Steel on the other hand is all man made, as it comes from the earth and man puts it together to form any shape that he desires. Now I’m not against steel as I use allot of it myself in one form or another, but what I am saying that there is a difference in a  wooden ship , and one made of steel, I don’t sense the same character as I do in wooden ships.

Anyway that's how I see ships. How do you see ships?

Monday, June 22, 2009

Back Again

Havent been on my blog for quite awhile as I have been busy with equipping the motor launch with radio controlled servos for steering, and motor control. Also had to install the the motor in such a way that it would line up with the angle of the drive line,so as to eliminate vibration which I don't want .

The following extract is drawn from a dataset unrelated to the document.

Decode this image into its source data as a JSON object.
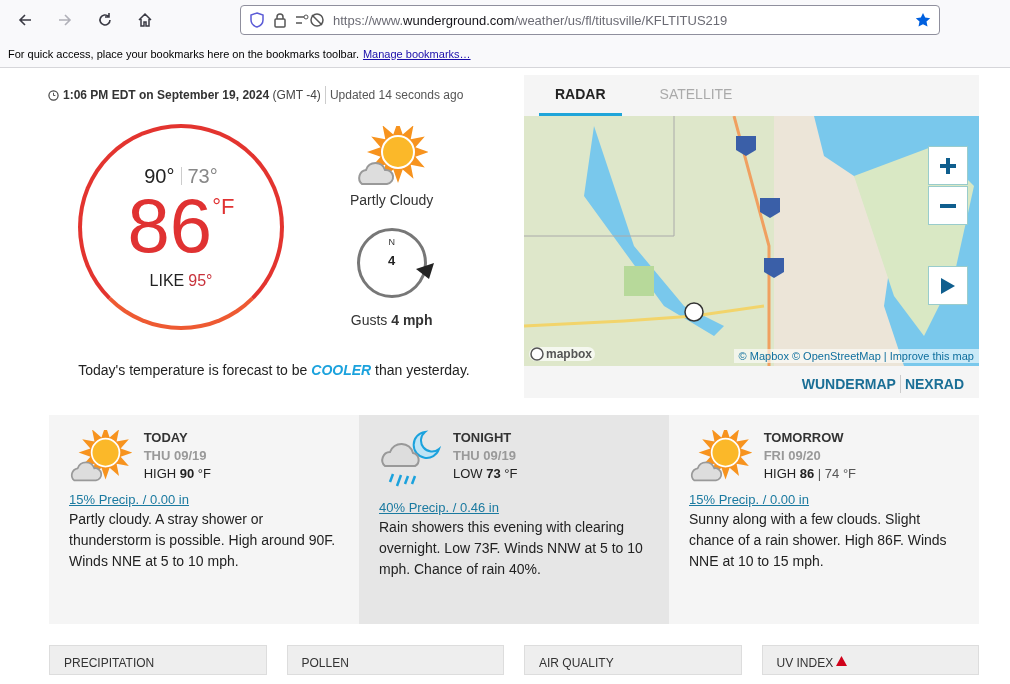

Also had to consider waterproofing where the cabin fitted on to the deck. Needless to say that the cabin I had did not work,so had to rebuild a new one directly to the deck where I was able to waterproof the joint so water wont get in. Everyone knows what could happen when water and electricity come together don’t they. Also developed a steering mechanism for dual rudders from one servo, and am happy to say it really works.

Its no easy job building a boat that wont sink,incidentally I tried my boat out in a little pond in my back yard, and it doesn't leak. I’m one happy camper. 

Thursday, February 19, 2009

Revisiting my Ship

wooden ships 002

This is a model of a ship that I built, but its  not the first one that I built.  The first one that I built was made of layers of wood,( a solid block of wood that formed the hull). I was not happy with it so I was going to rebuild it, and to put more detail into it, and make it more presentable. I did not succeed, and it ended up in the wood pile.

Needless to say I have since learned that the proper way to build a model, is to have a good plan with lots of details and a list of materials. You have to visualize scale, what would the real thing look like, compared to what you could make say from scratch. It has to look  real only small scale,( say 1/4”= 1’-0” ) You have to think of your self as being only one  and a half inches tall, that is if you are six feet tall in reality. This takes some doing, but it can be done.